A World Apart

Dubai offers ultramodern resorts, luxury shopping, international cuisine and a lively nightlife

Everything you’ve heard about Dubai’s unbridled extravagance is true. Well, at least most of it is. (I’d been told that most taxis I’d hail would be Mercedes and with luck even Lamborghinis. Turns out, that wasn’t quite true.) However, this city–technically an Emirate–perched on the Persian Gulf is considered the most expensive in the Middle East. It is the flashiest sister of the United Arab Emirates, where the moneyed class from around the globe comes to experience the best and often brashest aspects of modernity.

Everything you’ve heard about Dubai’s unbridled extravagance is true.

I ensconce myself on Dubai’s most famous parcel of land, the manmade Palm Island at Atlantis, a glammed-out property that affords access to some of the city’s most unusual experiences. High rollers can book the 10,000-sqauare-foot Royal Suite, where the soap is flecked with solid gold, or the Neptune Suite, where the walls face the aquarium. Mere mortals (like myself) book spacious rooms with views of the Dubai skyline and the waterfront.

You need not be an overnight guest in order to delve into the resort’s activities such as the waterpark, dolphin and sea lion encounters, the Lost Chamber Aquarium (home to more than 65,000 marine animals), and high-end shops. You can snorkel, Scuba and PADI (Professional Association of Diving Instructors) certify in the property’s lagoon. And, this just may be the only (safe) place to hand feed sharks and stingrays after sunset.

For me, the highlight was the resort’s ShuiQi Spa, a two-story oasis with a trickling water wall and a celestial domed ceiling. I booked a 30-minute ZeroBody floating treatment that promised to ease jetlag, which after a 14-hour flight, I desperately needed. I lay on a water mattress pulsing with LED lights from which I was guided into a meditative state. The treatment was said to stimulate circulation and perhaps it did, but its other claim to fame–relaxation–was evident.

One of Dubai’s most extraordinary restaurants, the glowing underwater Ossiano, is one of the big draws at Atlantis. The menu naturally nods towards the sea, which can make you feel just a touch uncomfortable as you watch your dinner’s brethren swim past.

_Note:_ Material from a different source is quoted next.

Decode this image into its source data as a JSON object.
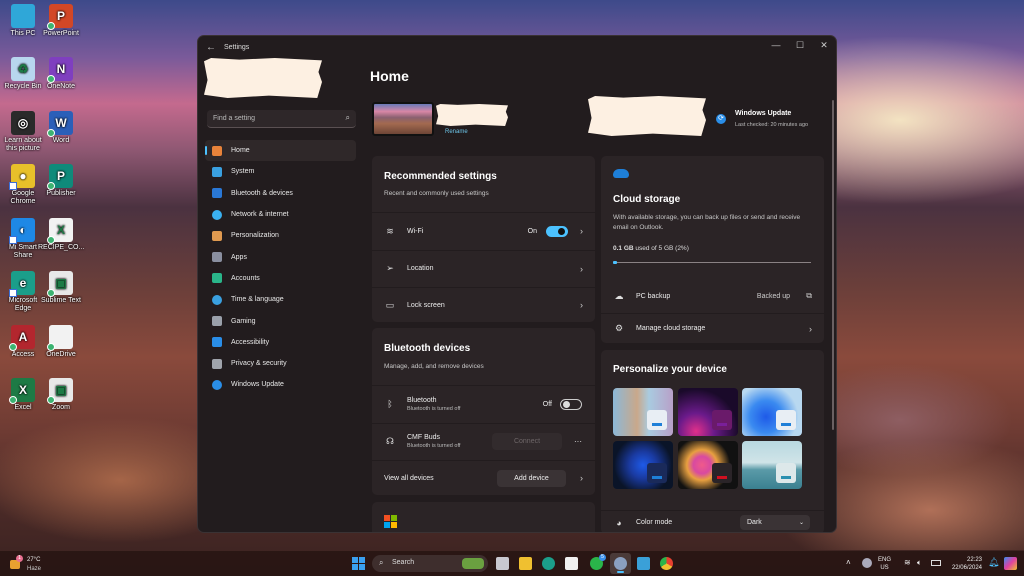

The night I dined here, it didn’t take long before a 600-pound grouper fixed an intense and persistent stare at my dining companion.

To experience the essence of Dubai, though, you will have to resist the gravitational pull of Atlantis and head a few miles into downtown. The city is known for its steady march of high-rise towers, which dazzle and disorient, like the Burj Khalifa, the tallest building in the world, which soars 2,722 feet. Because Dubai is poised to host the World Expo in 2020, the skyline continues to be populated with construction cranes.

As for the famed malls of Dubai, these temples of retail don’t disappoint. There are dancing fountains, a huge array of boutiques from Chanel to local silk shops, and if you hit the Mall of the Emirates, an indoor ski slope. The malls are your best chance to brush elbows with locals: men in kanduras, ankle-length white cotton shirts, and women in everything from black burqas to daisy duke shorts.

You can still discover pockets of traditional Arab life near to the new downtown. Take an abra, a traditional wooden boat, for the most atmospheric transfer across the Dubai Creek, and land at the docks steps from the souk. As you navigate the warren of narrow lanes that weave through the souks, the kaleidoscope of scents that waft from the stalls stand testament to a time not so long ago and prior to the oil boom when this was a thriving regional center, well regarded for its perfume and spice trades throughout the Arab world.

After exploring the souk, I hail a taxi back to my home base at the Atlantis. As I’m sped along the fast new highway, the frenzy of the traditional neighborhood of squat buildings and dusty intersections gives way to the orderly new downtown with its gleaming skyscrapers. As we pull onto the dramatic drive that leads to Palm Island, I spot a Lamborghini, this one canary yellow. It zooms past my dinged up taxicab, and I can’t help but smile as the driver’s white ghutrah (headscarf) flutters in the wind before the car disappears as if a mirage.